Records contained in a dataset
○ ○ ○ ○ ○
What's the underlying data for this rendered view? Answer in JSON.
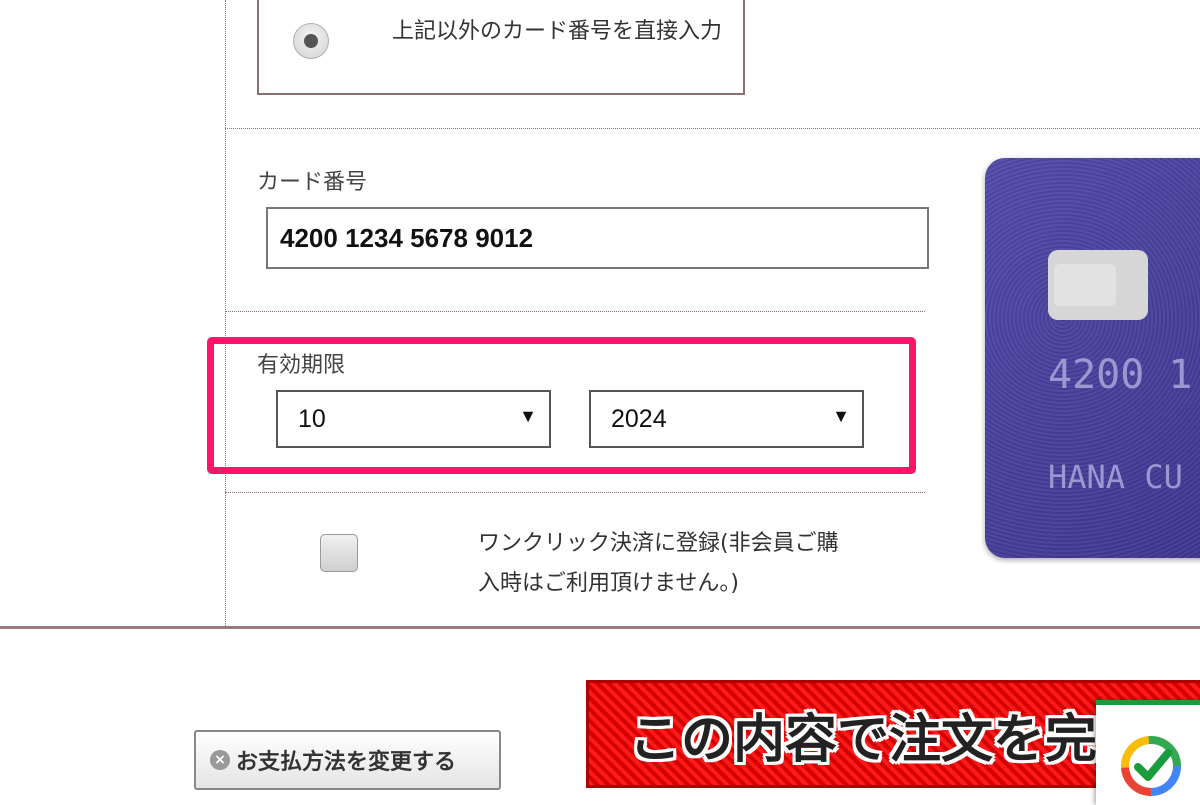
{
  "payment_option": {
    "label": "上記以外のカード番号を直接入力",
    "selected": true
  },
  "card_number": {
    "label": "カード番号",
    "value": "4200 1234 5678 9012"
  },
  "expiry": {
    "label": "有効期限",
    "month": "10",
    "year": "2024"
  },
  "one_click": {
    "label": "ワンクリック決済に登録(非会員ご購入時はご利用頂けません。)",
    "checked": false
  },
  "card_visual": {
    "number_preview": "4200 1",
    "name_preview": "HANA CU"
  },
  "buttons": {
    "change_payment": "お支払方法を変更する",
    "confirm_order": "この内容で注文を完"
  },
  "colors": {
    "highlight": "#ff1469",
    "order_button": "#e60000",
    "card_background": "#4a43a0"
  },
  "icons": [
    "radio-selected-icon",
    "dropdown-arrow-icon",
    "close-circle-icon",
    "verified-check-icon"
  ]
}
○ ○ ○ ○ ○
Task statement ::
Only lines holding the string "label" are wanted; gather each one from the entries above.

Exercise solution ::
    "label": "上記以外のカード番号を直接入力",
    "label": "カード番号",
    "label": "有効期限",
    "label": "ワンクリック決済に登録(非会員ご購入時はご利用頂けません。)",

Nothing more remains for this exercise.